◆ **Instructions to follow**
Sort through the entries below and pull out lines containing the word "进行保护".

◆ **Supplied material**
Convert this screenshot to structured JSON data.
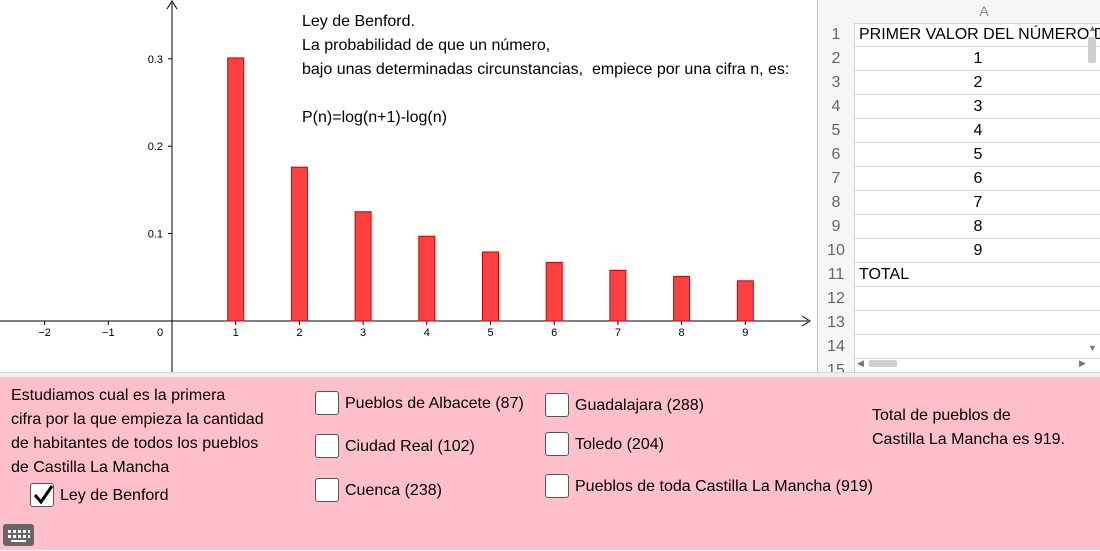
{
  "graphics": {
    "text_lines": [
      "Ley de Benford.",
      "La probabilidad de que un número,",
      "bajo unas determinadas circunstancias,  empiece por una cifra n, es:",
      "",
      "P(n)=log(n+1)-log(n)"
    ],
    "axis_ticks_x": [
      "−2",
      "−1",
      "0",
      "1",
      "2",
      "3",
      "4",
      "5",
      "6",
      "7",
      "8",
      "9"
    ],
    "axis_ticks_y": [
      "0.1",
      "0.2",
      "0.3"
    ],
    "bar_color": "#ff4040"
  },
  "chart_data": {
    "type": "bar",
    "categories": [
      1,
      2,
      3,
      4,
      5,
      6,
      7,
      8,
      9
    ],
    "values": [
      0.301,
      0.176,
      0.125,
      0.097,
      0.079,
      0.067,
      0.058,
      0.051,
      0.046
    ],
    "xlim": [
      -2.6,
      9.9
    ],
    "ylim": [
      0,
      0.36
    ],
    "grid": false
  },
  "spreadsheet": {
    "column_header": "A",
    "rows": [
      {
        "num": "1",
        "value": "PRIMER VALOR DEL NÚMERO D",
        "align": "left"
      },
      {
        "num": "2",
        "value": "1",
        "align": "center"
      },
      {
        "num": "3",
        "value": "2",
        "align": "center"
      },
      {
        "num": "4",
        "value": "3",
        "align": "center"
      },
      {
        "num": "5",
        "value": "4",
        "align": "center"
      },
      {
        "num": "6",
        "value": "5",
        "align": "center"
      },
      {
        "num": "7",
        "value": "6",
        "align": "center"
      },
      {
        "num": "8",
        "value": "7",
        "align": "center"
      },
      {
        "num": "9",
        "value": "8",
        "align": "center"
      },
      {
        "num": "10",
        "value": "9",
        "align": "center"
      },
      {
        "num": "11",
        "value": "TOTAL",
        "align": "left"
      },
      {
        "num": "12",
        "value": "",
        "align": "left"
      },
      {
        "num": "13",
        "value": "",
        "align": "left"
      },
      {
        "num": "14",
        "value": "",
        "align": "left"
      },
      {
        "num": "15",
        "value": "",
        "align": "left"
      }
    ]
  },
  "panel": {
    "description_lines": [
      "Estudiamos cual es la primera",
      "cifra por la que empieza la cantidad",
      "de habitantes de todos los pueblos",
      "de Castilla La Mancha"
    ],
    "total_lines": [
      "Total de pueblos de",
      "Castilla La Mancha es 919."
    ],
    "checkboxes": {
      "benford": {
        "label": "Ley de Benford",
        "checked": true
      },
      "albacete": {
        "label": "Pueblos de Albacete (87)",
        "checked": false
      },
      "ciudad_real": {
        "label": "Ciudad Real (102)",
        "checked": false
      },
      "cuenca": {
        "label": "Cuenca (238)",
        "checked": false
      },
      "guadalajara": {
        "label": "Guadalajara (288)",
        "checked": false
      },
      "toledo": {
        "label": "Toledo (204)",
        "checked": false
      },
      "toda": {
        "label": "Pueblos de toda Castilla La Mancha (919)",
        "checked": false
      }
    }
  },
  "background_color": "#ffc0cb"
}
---
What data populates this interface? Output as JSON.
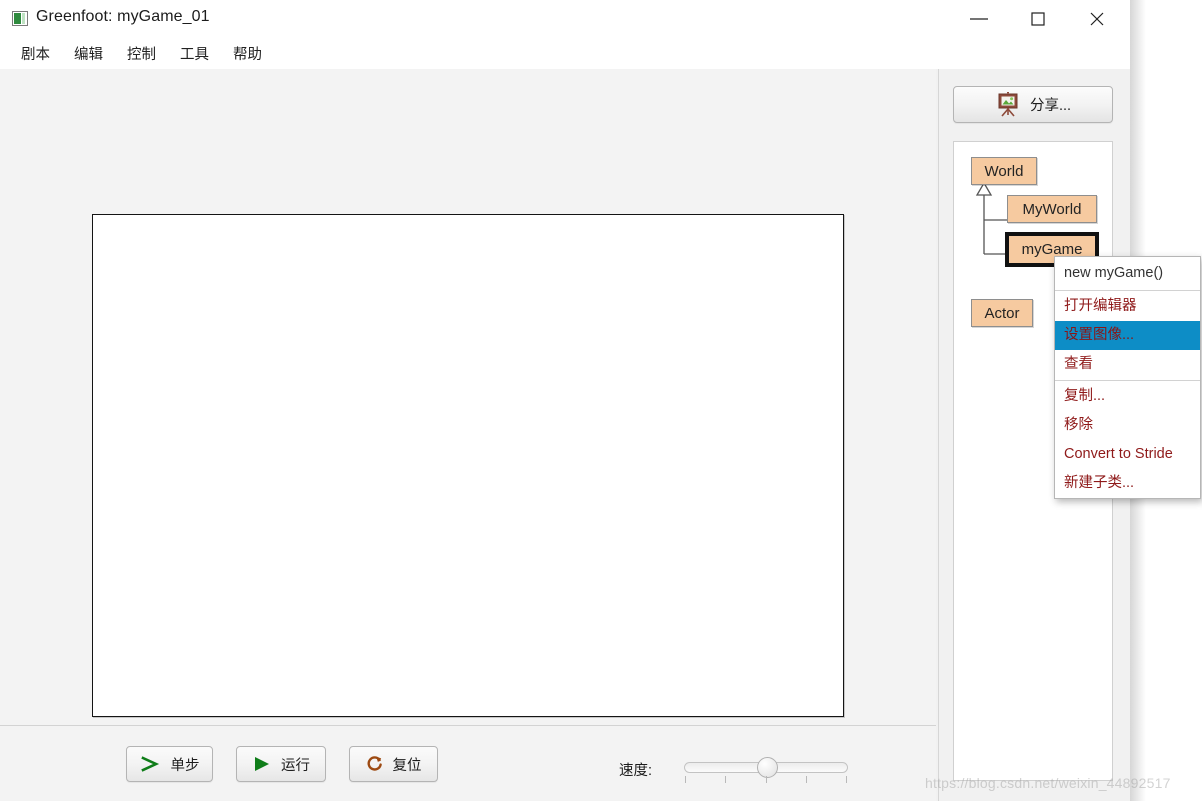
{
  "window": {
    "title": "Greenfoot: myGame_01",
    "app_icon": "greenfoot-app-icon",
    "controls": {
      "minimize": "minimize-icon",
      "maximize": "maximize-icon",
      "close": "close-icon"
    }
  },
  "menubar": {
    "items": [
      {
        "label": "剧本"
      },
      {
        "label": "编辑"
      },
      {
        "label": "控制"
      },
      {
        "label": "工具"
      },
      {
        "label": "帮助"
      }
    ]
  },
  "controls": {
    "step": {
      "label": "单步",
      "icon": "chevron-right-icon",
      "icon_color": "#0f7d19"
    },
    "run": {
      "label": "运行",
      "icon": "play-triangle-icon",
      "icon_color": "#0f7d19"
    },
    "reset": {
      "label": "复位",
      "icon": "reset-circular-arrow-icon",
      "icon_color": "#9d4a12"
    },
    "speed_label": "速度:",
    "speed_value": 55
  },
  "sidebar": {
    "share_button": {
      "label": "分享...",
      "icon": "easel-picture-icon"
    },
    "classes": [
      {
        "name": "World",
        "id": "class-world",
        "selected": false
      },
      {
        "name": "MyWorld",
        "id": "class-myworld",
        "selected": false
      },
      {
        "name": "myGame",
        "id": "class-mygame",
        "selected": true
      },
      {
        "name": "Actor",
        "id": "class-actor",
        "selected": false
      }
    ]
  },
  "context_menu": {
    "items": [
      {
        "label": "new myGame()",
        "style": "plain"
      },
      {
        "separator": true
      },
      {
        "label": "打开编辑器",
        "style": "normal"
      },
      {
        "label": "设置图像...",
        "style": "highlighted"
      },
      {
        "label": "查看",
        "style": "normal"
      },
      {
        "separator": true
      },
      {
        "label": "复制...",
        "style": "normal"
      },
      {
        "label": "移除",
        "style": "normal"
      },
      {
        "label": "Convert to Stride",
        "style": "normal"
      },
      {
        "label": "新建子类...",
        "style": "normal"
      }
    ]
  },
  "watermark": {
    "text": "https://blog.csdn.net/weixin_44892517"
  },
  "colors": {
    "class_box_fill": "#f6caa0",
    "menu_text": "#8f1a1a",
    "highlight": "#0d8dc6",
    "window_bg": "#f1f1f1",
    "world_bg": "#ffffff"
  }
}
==
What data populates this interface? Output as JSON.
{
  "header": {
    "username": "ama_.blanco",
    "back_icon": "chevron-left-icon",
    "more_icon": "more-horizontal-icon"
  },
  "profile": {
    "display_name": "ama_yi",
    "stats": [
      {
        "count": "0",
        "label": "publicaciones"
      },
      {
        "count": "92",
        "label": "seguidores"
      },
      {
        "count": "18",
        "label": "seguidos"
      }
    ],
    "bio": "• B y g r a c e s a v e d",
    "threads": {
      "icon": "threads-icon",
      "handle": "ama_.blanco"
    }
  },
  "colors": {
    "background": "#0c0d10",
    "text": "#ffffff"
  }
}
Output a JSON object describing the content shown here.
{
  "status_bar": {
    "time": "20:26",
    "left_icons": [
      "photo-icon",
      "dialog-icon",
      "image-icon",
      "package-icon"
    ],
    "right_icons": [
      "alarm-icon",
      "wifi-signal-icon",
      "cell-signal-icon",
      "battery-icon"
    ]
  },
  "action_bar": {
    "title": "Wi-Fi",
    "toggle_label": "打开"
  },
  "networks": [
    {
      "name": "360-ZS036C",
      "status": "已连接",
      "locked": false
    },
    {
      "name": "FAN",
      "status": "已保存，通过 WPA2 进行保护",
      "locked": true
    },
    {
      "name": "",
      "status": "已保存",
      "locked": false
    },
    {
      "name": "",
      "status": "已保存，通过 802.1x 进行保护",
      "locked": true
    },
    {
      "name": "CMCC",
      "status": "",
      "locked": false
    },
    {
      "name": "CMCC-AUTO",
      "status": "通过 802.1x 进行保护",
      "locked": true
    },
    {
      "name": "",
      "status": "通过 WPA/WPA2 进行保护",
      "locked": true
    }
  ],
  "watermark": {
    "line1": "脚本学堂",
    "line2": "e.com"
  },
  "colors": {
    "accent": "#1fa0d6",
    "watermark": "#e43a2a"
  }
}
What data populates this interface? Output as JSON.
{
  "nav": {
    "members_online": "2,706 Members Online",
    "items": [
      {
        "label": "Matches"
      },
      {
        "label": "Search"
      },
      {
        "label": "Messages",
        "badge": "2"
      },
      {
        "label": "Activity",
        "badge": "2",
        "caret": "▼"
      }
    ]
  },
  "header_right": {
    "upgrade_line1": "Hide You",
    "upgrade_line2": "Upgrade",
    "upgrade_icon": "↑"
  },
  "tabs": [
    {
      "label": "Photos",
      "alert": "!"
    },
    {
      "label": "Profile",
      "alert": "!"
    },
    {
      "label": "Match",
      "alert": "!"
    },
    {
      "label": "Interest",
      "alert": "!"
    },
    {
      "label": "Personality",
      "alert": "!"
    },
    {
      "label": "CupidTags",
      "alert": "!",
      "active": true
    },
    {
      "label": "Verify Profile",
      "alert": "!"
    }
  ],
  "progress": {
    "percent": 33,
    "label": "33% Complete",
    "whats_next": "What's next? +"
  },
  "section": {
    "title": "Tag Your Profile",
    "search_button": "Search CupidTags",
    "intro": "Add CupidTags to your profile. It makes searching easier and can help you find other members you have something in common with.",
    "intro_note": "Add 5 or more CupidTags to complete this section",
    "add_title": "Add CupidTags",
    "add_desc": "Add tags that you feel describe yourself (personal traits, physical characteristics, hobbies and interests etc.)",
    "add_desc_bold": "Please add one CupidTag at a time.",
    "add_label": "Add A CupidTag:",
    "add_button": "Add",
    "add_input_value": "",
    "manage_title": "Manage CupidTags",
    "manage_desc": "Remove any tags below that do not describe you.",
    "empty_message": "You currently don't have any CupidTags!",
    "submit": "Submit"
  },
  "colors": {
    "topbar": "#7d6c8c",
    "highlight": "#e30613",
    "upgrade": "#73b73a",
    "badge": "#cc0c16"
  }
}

◆ **Solution for this task**
      "status": "已保存，通过 WPA2 进行保护",
      "status": "已保存，通过 802.1x 进行保护",
      "status": "通过 802.1x 进行保护",
      "status": "通过 WPA/WPA2 进行保护",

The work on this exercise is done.